- WHAT IS REQUIRED -
Within the listing below, please show every line carrying the string "Neoprene".

- DATA UNDER STUDY -
= Beginning of Section =
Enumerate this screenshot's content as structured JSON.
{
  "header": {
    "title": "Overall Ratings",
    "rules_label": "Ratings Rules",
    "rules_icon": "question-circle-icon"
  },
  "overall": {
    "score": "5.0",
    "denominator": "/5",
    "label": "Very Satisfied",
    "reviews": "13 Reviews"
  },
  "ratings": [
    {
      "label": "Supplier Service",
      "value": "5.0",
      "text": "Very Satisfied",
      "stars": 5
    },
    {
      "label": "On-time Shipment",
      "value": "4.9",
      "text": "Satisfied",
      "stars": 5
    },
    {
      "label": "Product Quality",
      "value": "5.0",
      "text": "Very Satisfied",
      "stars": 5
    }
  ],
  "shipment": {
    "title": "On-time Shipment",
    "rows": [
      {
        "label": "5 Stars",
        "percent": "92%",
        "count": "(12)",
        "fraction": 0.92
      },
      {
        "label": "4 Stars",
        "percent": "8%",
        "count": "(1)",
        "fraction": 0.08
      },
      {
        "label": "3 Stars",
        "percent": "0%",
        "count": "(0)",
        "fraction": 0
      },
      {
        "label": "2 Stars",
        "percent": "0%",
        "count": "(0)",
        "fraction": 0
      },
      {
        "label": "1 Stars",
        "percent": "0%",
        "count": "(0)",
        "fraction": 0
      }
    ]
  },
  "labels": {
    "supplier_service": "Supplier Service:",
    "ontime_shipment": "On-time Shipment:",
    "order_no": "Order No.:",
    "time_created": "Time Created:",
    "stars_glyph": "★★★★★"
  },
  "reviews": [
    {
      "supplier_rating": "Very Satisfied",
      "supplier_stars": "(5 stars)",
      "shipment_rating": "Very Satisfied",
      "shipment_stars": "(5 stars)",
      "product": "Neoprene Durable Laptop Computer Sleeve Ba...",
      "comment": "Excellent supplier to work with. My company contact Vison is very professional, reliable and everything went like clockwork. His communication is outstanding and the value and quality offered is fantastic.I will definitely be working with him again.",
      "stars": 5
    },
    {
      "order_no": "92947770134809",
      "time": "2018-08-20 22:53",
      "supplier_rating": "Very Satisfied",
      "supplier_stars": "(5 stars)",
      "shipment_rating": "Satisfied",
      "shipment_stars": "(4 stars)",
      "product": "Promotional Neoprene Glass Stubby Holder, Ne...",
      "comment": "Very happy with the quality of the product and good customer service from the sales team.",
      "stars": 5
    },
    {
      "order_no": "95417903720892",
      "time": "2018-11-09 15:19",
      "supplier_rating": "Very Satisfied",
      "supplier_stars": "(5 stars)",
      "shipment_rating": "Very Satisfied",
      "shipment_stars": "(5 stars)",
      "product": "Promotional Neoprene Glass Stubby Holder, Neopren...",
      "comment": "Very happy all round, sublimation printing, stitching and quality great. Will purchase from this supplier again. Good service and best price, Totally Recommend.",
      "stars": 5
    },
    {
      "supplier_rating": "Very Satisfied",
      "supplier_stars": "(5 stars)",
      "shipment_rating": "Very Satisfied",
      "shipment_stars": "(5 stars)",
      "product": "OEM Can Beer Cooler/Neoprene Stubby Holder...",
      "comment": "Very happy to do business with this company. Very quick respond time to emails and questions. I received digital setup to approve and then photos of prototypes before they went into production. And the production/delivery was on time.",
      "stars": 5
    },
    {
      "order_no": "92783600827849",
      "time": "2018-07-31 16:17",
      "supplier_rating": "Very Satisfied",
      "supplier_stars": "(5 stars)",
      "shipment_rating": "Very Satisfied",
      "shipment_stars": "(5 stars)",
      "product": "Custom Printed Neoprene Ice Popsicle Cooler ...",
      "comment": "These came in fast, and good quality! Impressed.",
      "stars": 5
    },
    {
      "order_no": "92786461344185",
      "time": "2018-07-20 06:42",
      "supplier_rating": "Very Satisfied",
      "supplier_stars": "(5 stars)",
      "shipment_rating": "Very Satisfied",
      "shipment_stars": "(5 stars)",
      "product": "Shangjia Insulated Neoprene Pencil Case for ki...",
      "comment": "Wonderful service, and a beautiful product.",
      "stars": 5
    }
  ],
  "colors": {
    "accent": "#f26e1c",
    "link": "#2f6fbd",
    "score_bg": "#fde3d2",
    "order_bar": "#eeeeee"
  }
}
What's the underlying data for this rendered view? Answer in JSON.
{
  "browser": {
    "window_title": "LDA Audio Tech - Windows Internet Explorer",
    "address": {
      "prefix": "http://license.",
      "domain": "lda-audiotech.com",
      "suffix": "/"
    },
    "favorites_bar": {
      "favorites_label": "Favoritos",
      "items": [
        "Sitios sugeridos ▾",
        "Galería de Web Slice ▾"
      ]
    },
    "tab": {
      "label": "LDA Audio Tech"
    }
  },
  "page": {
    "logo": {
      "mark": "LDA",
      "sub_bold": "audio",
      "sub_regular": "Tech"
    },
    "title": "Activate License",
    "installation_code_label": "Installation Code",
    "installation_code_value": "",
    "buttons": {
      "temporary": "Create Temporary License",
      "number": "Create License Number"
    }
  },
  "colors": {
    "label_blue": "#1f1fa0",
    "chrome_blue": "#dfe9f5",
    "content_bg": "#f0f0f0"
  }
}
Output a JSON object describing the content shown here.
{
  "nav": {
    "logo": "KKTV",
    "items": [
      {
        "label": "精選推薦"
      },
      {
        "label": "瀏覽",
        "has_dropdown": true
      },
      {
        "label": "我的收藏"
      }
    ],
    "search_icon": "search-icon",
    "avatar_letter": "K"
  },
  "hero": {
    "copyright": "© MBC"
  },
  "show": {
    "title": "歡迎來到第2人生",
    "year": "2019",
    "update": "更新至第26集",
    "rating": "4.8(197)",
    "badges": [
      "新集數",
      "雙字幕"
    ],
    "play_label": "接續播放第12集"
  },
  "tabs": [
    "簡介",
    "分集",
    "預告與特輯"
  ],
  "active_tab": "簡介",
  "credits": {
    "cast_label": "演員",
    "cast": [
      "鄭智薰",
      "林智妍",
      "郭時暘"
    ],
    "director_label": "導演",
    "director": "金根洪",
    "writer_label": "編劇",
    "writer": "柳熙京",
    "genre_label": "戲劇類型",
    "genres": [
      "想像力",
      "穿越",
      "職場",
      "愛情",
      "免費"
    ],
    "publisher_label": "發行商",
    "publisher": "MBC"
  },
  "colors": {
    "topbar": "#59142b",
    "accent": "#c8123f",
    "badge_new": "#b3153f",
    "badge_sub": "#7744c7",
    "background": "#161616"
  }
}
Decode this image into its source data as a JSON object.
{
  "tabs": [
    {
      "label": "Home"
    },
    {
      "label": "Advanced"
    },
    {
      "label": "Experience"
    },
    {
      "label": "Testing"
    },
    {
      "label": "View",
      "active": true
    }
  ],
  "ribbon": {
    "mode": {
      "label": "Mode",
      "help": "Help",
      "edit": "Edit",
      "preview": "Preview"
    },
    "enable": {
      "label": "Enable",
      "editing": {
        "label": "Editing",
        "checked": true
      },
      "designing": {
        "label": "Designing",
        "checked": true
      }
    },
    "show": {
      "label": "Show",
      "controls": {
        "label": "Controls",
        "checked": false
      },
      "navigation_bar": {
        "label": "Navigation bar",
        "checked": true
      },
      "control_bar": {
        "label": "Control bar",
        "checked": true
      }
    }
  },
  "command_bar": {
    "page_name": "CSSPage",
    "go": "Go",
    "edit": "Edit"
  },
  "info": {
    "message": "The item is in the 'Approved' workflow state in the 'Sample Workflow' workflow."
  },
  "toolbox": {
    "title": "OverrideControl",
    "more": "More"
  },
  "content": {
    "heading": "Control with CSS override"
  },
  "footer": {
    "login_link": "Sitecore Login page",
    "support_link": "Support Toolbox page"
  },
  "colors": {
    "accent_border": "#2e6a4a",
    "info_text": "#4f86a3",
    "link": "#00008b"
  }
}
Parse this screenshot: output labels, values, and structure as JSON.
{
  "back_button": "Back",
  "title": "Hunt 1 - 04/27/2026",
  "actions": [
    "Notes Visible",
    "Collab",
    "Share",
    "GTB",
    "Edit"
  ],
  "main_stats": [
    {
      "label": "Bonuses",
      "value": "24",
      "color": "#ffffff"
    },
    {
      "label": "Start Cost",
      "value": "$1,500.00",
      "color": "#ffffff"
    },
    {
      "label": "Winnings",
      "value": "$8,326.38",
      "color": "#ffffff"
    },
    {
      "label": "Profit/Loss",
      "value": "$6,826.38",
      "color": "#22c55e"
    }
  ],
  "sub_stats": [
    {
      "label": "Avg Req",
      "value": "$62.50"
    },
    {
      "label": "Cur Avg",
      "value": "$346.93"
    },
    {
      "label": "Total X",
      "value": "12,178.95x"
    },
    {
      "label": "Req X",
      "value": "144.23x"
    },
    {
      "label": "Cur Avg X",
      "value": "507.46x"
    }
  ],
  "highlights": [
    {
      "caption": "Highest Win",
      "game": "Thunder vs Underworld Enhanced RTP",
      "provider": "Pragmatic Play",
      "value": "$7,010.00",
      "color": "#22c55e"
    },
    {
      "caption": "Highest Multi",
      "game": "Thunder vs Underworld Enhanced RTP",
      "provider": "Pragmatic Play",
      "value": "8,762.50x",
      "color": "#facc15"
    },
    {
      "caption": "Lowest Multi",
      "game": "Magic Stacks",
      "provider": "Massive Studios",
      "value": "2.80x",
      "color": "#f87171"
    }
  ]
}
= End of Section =
- RESPONSE BELOW -
      "product": "Neoprene Durable Laptop Computer Sleeve Ba...",
      "product": "Promotional Neoprene Glass Stubby Holder, Ne...",
      "product": "Promotional Neoprene Glass Stubby Holder, Neopren...",
      "product": "OEM Can Beer Cooler/Neoprene Stubby Holder...",
      "product": "Custom Printed Neoprene Ice Popsicle Cooler ...",
      "product": "Shangjia Insulated Neoprene Pencil Case for ki...",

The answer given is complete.